Problem description ▸
Every line below that holds "title" must be copied.
-- Listed entries follows --
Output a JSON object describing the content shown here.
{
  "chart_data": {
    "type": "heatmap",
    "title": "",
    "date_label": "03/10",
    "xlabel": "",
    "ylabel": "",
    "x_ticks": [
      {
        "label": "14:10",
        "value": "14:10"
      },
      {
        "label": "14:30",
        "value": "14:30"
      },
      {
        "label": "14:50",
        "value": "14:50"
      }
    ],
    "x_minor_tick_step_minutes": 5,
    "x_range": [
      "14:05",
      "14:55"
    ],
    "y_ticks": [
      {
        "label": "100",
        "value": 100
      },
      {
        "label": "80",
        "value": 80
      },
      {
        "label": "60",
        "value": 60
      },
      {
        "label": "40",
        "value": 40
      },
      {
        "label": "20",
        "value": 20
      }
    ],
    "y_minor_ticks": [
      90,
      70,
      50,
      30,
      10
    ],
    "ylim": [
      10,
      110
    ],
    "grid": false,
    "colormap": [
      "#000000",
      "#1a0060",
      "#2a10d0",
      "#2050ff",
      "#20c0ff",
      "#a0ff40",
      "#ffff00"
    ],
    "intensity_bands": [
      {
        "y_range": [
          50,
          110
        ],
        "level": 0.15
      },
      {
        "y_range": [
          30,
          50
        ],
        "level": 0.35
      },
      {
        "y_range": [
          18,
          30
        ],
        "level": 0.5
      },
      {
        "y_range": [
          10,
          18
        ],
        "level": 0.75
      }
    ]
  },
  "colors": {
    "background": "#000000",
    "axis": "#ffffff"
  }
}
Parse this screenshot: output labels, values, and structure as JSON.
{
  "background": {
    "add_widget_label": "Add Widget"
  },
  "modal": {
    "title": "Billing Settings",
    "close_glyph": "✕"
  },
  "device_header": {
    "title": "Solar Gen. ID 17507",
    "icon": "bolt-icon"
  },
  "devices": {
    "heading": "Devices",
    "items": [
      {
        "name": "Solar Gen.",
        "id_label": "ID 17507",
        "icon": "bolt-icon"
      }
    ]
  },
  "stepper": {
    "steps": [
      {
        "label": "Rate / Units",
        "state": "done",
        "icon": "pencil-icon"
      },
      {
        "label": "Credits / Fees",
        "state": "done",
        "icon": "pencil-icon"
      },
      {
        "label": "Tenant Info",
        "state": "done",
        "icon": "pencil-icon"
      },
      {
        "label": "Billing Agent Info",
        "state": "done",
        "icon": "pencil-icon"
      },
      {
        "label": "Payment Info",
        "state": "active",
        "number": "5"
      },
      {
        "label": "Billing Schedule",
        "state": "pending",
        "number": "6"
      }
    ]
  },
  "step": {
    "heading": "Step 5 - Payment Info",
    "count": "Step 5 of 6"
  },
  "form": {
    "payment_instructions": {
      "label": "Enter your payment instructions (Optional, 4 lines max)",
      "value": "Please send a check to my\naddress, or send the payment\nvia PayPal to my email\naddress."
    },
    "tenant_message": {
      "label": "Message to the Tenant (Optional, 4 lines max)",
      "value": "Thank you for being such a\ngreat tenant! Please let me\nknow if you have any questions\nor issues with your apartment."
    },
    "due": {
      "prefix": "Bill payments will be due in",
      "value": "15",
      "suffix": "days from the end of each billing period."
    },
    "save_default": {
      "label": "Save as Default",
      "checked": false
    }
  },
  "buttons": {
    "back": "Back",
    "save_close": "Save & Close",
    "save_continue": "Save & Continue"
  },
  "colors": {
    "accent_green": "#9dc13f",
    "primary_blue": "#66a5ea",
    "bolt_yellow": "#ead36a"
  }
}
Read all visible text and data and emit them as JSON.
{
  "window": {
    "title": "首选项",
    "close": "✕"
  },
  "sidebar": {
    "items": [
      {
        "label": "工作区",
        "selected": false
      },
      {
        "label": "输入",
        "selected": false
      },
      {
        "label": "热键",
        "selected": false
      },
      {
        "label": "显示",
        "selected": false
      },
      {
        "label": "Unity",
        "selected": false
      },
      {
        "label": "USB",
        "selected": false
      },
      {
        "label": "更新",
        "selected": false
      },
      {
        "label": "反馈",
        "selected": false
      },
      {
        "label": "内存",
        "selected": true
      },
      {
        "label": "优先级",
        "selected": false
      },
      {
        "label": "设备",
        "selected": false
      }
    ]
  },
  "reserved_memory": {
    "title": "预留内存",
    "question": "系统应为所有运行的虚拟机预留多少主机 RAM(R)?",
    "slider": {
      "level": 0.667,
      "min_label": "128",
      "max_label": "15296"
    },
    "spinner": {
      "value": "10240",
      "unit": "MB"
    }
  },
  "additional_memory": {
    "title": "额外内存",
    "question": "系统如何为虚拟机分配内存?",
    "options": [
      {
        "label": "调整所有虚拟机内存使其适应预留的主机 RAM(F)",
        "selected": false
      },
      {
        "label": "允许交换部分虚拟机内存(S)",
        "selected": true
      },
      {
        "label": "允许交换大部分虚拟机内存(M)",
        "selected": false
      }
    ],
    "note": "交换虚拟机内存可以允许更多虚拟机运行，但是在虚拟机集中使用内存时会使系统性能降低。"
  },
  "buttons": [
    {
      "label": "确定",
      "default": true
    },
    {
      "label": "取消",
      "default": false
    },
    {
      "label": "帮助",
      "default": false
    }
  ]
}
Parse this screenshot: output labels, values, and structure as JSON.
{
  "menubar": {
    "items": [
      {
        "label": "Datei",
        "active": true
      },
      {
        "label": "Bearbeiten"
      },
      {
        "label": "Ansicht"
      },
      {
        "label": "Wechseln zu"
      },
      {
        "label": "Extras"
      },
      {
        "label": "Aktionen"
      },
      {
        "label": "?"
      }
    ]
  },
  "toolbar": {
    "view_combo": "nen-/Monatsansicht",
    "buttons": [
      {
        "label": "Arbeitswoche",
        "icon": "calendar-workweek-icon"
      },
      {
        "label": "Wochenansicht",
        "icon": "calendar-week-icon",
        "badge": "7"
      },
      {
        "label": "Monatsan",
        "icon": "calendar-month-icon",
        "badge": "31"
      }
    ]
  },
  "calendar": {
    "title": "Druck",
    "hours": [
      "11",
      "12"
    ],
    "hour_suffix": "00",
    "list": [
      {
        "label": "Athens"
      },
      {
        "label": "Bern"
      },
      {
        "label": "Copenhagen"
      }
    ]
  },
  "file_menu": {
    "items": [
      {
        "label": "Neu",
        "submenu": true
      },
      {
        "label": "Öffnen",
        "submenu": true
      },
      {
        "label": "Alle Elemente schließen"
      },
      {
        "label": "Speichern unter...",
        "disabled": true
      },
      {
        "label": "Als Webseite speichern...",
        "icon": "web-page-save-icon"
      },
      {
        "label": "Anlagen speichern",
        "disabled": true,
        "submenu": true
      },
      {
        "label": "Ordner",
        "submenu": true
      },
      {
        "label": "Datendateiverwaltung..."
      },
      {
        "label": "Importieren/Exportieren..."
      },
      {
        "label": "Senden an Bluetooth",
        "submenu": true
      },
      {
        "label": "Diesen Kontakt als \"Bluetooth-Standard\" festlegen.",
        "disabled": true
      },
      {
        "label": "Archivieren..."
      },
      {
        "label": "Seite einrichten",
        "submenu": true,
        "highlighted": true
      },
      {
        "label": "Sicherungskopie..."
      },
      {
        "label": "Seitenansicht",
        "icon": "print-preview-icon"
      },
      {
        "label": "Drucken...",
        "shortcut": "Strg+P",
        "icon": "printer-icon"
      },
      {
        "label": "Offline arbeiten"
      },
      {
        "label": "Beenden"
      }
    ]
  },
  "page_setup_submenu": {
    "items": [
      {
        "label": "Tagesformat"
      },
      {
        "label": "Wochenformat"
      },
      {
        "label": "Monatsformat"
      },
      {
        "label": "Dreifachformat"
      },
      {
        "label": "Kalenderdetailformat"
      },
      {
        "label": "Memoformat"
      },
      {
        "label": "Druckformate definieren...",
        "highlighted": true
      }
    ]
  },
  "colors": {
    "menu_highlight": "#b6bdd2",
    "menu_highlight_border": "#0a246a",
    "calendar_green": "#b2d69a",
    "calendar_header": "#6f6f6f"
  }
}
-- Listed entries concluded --
The answer ▸
    "title": "",
    "title": "Billing Settings",
    "title": "Solar Gen. ID 17507",
    "title": "首选项",
    "title": "预留内存",
    "title": "额外内存",
    "title": "Druck",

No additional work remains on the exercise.